**REQUIREMENT**
Check every line of the records below for the string "which" and copy the ones that have it.

═══ DATASET RECORDS ═══

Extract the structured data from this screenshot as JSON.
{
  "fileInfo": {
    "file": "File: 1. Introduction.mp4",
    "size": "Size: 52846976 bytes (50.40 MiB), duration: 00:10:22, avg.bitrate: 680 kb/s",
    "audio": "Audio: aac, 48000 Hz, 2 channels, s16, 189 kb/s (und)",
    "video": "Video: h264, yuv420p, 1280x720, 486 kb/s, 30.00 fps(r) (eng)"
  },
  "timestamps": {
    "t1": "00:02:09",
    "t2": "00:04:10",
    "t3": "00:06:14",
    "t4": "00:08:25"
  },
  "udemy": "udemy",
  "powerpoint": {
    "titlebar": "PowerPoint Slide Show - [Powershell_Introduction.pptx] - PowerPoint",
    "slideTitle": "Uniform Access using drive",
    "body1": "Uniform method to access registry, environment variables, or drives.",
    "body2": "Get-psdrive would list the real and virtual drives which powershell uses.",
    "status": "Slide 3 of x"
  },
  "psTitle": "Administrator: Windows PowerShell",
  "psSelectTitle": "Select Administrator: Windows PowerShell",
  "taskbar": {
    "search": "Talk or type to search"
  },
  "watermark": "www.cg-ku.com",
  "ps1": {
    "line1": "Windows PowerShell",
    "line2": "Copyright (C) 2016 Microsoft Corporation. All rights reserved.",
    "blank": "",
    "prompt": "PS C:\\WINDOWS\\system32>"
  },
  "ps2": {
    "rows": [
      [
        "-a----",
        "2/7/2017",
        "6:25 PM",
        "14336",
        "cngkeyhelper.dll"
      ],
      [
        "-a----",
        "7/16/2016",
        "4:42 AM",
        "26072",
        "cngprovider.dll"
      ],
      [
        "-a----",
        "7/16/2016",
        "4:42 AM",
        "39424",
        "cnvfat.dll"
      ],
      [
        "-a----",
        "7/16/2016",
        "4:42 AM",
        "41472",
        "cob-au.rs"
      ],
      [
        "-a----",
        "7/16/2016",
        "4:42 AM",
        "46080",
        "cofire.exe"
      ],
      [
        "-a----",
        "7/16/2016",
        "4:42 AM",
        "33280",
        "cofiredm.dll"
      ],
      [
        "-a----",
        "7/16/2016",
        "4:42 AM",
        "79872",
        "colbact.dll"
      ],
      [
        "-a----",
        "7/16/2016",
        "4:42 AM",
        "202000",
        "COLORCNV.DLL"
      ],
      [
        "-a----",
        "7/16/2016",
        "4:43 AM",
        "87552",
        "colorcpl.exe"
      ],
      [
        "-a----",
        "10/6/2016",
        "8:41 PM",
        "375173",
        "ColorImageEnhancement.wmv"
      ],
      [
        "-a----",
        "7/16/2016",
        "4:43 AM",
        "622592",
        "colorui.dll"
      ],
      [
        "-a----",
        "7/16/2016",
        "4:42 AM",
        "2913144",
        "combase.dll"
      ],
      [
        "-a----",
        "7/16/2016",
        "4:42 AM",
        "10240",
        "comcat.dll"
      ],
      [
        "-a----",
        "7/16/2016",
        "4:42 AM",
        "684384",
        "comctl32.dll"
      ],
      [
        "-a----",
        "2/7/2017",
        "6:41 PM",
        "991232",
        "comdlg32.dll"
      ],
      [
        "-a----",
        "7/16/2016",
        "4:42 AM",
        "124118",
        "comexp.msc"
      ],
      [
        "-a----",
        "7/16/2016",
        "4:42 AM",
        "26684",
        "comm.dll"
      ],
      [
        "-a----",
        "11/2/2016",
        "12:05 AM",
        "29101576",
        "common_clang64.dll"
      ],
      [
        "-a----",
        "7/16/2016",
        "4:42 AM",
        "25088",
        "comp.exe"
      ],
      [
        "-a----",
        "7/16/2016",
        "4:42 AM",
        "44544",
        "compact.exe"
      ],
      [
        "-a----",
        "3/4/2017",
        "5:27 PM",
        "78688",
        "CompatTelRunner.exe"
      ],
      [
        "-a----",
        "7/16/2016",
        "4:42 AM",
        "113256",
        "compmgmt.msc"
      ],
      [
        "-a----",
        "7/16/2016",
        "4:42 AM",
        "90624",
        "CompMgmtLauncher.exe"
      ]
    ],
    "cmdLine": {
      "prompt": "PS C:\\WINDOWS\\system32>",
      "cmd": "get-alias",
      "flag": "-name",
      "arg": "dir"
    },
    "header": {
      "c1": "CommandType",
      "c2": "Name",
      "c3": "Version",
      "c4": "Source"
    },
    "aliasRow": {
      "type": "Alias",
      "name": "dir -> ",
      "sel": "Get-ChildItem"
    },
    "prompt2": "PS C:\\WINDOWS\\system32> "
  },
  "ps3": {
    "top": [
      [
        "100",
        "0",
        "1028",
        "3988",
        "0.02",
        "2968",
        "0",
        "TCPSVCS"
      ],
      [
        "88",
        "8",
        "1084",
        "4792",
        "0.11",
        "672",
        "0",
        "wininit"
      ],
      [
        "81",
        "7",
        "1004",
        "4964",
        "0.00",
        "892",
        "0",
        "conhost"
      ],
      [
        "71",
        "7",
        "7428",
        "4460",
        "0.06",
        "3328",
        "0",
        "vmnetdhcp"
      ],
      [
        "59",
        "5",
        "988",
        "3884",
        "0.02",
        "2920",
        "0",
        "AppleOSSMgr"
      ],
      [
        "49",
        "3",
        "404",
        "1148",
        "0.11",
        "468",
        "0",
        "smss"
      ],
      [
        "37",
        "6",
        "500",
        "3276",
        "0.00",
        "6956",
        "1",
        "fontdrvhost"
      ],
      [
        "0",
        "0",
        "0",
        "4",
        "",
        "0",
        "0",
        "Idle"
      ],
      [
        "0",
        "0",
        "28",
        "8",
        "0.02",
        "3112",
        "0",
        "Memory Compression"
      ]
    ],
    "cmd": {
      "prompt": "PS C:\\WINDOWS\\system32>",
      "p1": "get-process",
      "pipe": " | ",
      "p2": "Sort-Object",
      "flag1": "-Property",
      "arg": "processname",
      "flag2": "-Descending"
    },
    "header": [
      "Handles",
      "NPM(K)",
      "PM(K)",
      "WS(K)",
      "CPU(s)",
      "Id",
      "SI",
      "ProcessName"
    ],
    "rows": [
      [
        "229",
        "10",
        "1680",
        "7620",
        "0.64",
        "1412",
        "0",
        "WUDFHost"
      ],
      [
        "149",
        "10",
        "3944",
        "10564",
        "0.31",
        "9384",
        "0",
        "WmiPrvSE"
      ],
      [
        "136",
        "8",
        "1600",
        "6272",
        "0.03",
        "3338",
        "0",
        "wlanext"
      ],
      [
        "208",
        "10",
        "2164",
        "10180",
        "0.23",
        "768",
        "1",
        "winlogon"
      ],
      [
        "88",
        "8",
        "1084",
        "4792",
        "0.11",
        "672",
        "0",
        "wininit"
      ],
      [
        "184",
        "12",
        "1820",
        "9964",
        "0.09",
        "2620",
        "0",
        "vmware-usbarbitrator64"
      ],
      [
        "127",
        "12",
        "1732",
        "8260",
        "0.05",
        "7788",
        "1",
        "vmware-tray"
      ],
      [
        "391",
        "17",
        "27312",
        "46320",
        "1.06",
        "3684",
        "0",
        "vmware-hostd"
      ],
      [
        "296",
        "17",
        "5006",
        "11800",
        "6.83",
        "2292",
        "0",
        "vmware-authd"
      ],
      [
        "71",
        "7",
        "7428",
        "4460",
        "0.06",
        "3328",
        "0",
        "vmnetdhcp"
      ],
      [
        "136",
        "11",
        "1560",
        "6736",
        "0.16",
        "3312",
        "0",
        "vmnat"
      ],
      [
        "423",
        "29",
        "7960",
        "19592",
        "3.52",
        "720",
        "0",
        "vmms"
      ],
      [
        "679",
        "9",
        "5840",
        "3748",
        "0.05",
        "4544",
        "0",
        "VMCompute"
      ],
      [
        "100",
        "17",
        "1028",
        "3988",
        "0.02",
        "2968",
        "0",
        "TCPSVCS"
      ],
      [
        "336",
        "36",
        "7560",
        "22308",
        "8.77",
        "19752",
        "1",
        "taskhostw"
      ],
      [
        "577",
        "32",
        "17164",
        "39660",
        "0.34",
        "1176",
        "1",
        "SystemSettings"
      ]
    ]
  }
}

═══
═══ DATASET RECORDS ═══

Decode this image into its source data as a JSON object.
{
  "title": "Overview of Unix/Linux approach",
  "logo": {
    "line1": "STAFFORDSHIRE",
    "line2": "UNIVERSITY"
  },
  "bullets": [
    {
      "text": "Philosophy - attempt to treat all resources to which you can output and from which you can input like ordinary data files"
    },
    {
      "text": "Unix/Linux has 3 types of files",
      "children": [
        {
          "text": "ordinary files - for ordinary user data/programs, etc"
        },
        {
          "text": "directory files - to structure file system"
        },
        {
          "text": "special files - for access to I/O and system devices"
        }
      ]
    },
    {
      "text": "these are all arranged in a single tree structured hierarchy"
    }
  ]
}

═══

**RESPONSE TO THIS TASK**
    "body2": "Get-psdrive would list the real and virtual drives which powershell uses.",
      "text": "Philosophy - attempt to treat all resources to which you can output and from which you can input like ordinary data files"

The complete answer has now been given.